Gorbach, T. R. (1997). A case for comprehensive financial education in the workplace. Personal Finances and Worker Productivity: Proceedings of the Personal Finance Employee Education Best Practices and Collaborations Conference, 1(1), 66-70. Roanoke, VA: Virginia Polytechnic Institute and State University.
Joo, S. & Garman, T. E. (1998). The relationship between personal financial wellness and employee productivity: The Joo model. Personal Finances and Worker Productivity: Proceedings of the Personal Finance Employee Education Best Practices and Collaborations Conference, 2(2), 162-171. Roanoke, VA: Virginia Polytechnic Institute and State University.
Joo, S., & Grable, J. E. (2000, March). Improving employee productivity: The role of financial counseling and education. Personal Finances and Worker Productivity: Proceedings of the Personal Finance Employee Education Best Practices and Collaborations Conference, 37, 2-15. Roanoke, VA: Virginia Polytechnic Institute and State University.

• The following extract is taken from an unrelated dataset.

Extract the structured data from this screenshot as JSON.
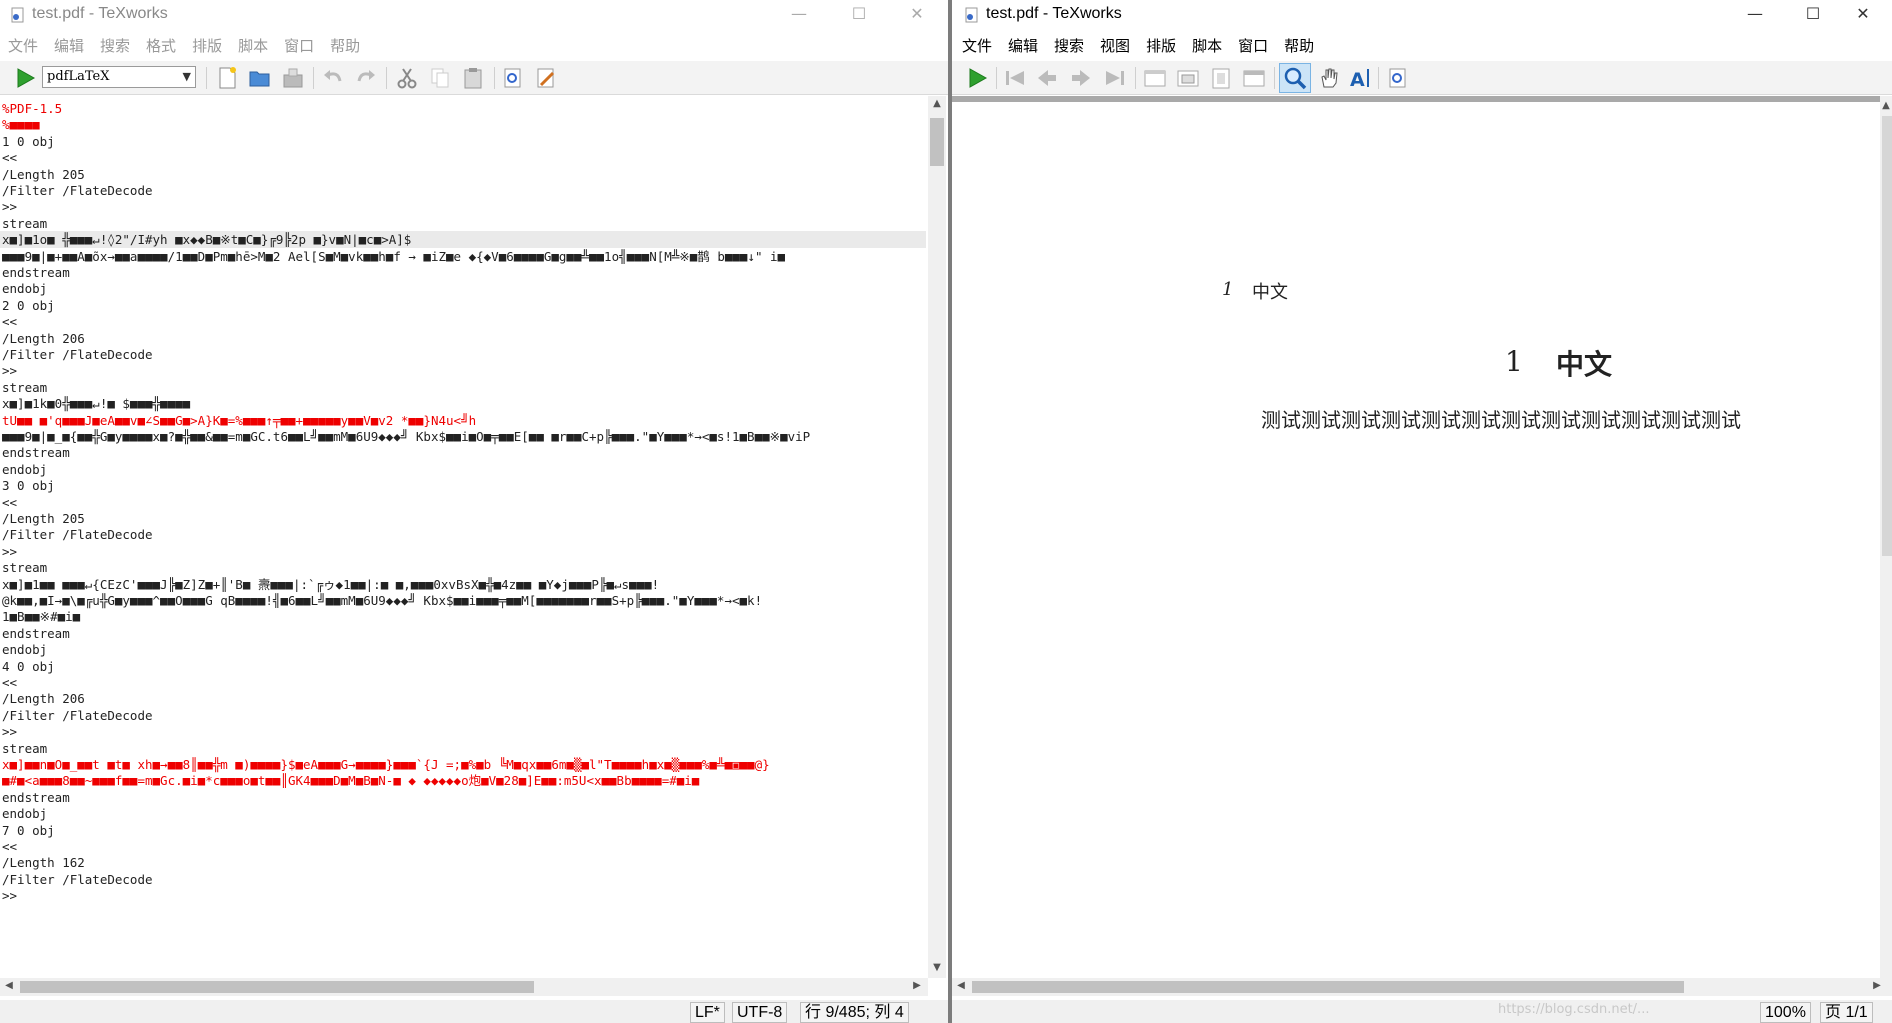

Lusardi, A. (1999). Information, expectations, and savings for retirement. In H. Aaron (Ed.) Behavioral dimensions of retirement economics. (pp. 81-115). Washington, D.C.: Brookings Institution Press and Russell Sage Foundation.
Metropolitan Life Insurance Company. (2010). Study of employee benefit trends (8th Annual). Retrieved from http://www.metlife.com/
Minnesota Board on Aging. (2005). Data tables: 2005 survey of older Minnesotans. Retrieved from http://www.mnaging.org/en/Advisor/SurveyOlderMN/~/media/MNAging/Docs/SOM2005Tables.ashx
National Endowment for Financial Education. (2004, May). Motivating Americans to develop constructive financial behaviors. (Report on a Denver, Colorado Think Tank.) Retrieved on from http://www.nefe.org/.
Office of Personnel Management. (2005). Retirement financial literacy and education strategy. Retrieved from http://www.opm.gov/retire/pre/botdg/training/finlit.asp
Pomeroy, W. R., & Reed, E. V. (1998). Evolution of financial education in the United States. Personal Finances and Worker Productivity: Proceedings of the Personal Finance Employee Education Best Practices and Collaborations Conference, 2(1), 27-35. Roanoke, VA: Virginia Polytechnic Institute and State University.
Powell, E.A. (2006, February 9). Saving is a struggle for many. The Forum, C1-C3.
Storms, R. (1999). Financial education: Employer trends, benefits and considerations. Personal Finances and Worker Productivity: Proceedings of the Personal Finance Employee Education Best Practices and Collaborations Conference, 3(3) 25-28. Roanoke, VA: Virginia Polytechnic Institute and State University.
Vitt, L. A., Reichbach, G.M., Kent, J. L. & Siegenthaler. J.K. (2005). Goodbye to complacency: Financial literacy in the United States 2000-2005. Washington, D.C.: AARP.